‘It’s a little taste of the continent in Yorkshire!’ trills Michelle Walker, scooping a taster of blood orange sorbet and offering it to customers in her award-winning gelato parlour in Talbot Yard.
For 20 years Michelle ran an ice cream shop on the sea front in Bridlington until her husband’s illness prompted a move to Malton, and the newly-developed food and drink yard seemed the perfect fit. It’s a family affair; she works alongside her son Ashley and daughter Sophie. ‘I love seeing the pleasure on people’s faces, enjoying the moment – I think ‘job done!’ Folk seem to have as much fun looking at all the flavours in the cabinet as we do making it.’
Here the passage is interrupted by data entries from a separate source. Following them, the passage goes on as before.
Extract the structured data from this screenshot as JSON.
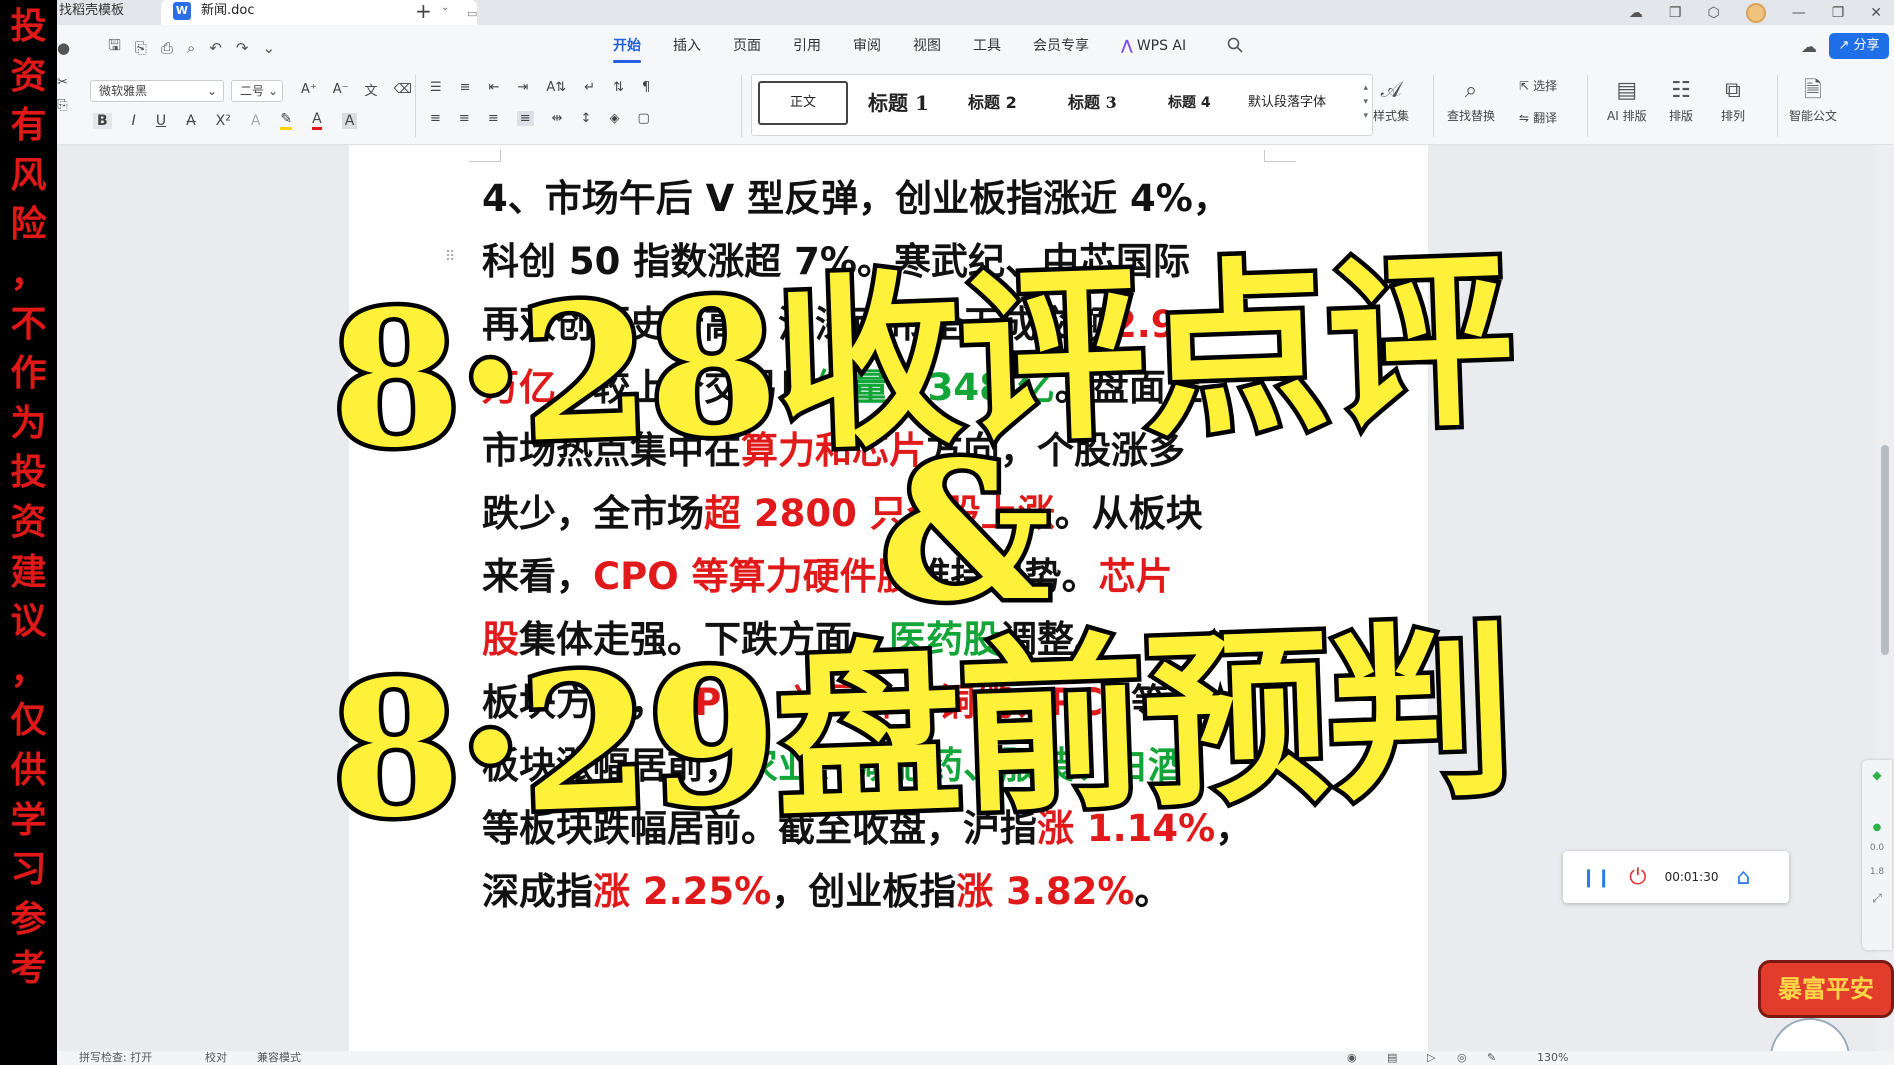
{
  "disclaimer": "投资有风险，不作为投资建议，仅供学习参考",
  "tabs": {
    "template_tab": "找稻壳模板",
    "doc_logo": "W",
    "doc_tab": "新闻.doc"
  },
  "menu": {
    "items": [
      "开始",
      "插入",
      "页面",
      "引用",
      "审阅",
      "视图",
      "工具",
      "会员专享"
    ],
    "ai_label": "WPS AI",
    "share": "分享"
  },
  "ribbon": {
    "font_name": "微软雅黑",
    "font_size": "二号",
    "styles": {
      "normal": "正文",
      "h1": "标题 1",
      "h2": "标题 2",
      "h3": "标题 3",
      "h4": "标题 4",
      "default_para_font": "默认段落字体"
    },
    "style_set": "样式集",
    "find_replace": "查找替换",
    "select": "选择",
    "translate": "翻译",
    "ai_layout": "AI 排版",
    "layout": "排版",
    "arrange": "排列",
    "smart_doc": "智能公文"
  },
  "document": {
    "lines": [
      [
        {
          "t": "4、市场午后 V 型反弹，创业板指涨近 4%，",
          "c": ""
        }
      ],
      [
        {
          "t": "科创 50 指数涨超 7%。寒武纪、中芯国际",
          "c": ""
        }
      ],
      [
        {
          "t": "再双创历史新高。沪深两市全天成交额",
          "c": ""
        },
        {
          "t": "2.97",
          "c": "r"
        }
      ],
      [
        {
          "t": "万亿",
          "c": "r"
        },
        {
          "t": "，较上个交易日",
          "c": ""
        },
        {
          "t": "缩量 1348 亿",
          "c": "g"
        },
        {
          "t": "。盘面上，",
          "c": ""
        }
      ],
      [
        {
          "t": "市场热点集中在",
          "c": ""
        },
        {
          "t": "算力和芯片",
          "c": "r"
        },
        {
          "t": "方向，个股涨多",
          "c": ""
        }
      ],
      [
        {
          "t": "跌少，全市场",
          "c": ""
        },
        {
          "t": "超 2800 只个股上涨",
          "c": "r"
        },
        {
          "t": "。从板块",
          "c": ""
        }
      ],
      [
        {
          "t": "来看，",
          "c": ""
        },
        {
          "t": "CPO 等算力硬件股",
          "c": "r"
        },
        {
          "t": "维持强势。",
          "c": ""
        },
        {
          "t": "芯片",
          "c": "r"
        }
      ],
      [
        {
          "t": "股",
          "c": "r"
        },
        {
          "t": "集体走强。下跌方面，",
          "c": ""
        },
        {
          "t": "医药股",
          "c": "g"
        },
        {
          "t": "调整。",
          "c": ""
        }
      ],
      [
        {
          "t": "板块方面，",
          "c": ""
        },
        {
          "t": "CPO、半导体、铜缆、PCB",
          "c": "r"
        },
        {
          "t": "等",
          "c": ""
        }
      ],
      [
        {
          "t": "板块涨幅居前，",
          "c": ""
        },
        {
          "t": "农业、减肥药、服装、白酒",
          "c": "g"
        }
      ],
      [
        {
          "t": "等板块跌幅居前。截至收盘，沪指",
          "c": ""
        },
        {
          "t": "涨 1.14%",
          "c": "r"
        },
        {
          "t": "，",
          "c": ""
        }
      ],
      [
        {
          "t": "深成指",
          "c": ""
        },
        {
          "t": "涨 2.25%",
          "c": "r"
        },
        {
          "t": "，创业板指",
          "c": ""
        },
        {
          "t": "涨 3.82%",
          "c": "r"
        },
        {
          "t": "。",
          "c": ""
        }
      ]
    ]
  },
  "overlay": {
    "line1": "8·28收评点评",
    "line2": "&",
    "line3": "8·29盘前预判"
  },
  "recorder": {
    "time": "00:01:30"
  },
  "side_widget": {
    "v1": "0.0",
    "v2": "1.8"
  },
  "badge": "暴富平安",
  "statusbar": {
    "spellcheck": "拼写检查: 打开",
    "proof": "校对",
    "compat": "兼容模式",
    "zoom": "130%"
  },
  "colors": {
    "accent": "#1f5fe0",
    "red_text": "#e01a1a",
    "green_text": "#13a538",
    "caption_fill": "#fff03a"
  }
}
There are around 24 varieties on offer at any one time, most of which have been ‘dreamed up’ by Michelle, who takes her inspiration from many sources. ‘Sometimes it’s simply the fact that a local has dropped a box of rhubarb off at the shop – it’s soon made into an ice cream or sorbet’. A gaggle of schoolgirls turn up and order salted caramel, lime ripple and Bakewell Tart. ‘They come every day’ says Michelle. ‘They’re working their way through the lot!’
With so may flavours to choose from, you’ll find the perfect accompaniment to the black cherry waffles, buttermilk pancake stacks and brownies that Michelle’s team make in the tiny kitchen at the back of the parlour.
The gelato is completely pure and fresh, with no additives. It’s made with full fat milk and cream, and as far as possible, local fruit – strawberries are from Sandhutton and the local greengrocer supplies the rest. Milk arrives daily from St Quintin’s Creamery at Harpham, from dairy farmer Peter Burdass’s Holstein and Friesian cattle. ‘It’s very important that we source as locally as possible’ says Michelle. ‘Using Yorkshire produce underlines and defines what we’re all about.’
Lower in fat and sugar than traditional ice cream, it’s typically 6% sugar and 6% fat while the sorbet is suitable for vegans and the lactose intolerant. Everything is made entirely by hand by Ashley (who travels regularly to Bolognia to brush up his skills) in their unit across town.
‘It’s an honest product made by real Yorkshire folk – what you see is what you get, and we want all our staff and customers to fee valued and included’ says Michelle. ‘I think that’s why people seem to love it. We like to think we put ‘art’ into ‘artisan!’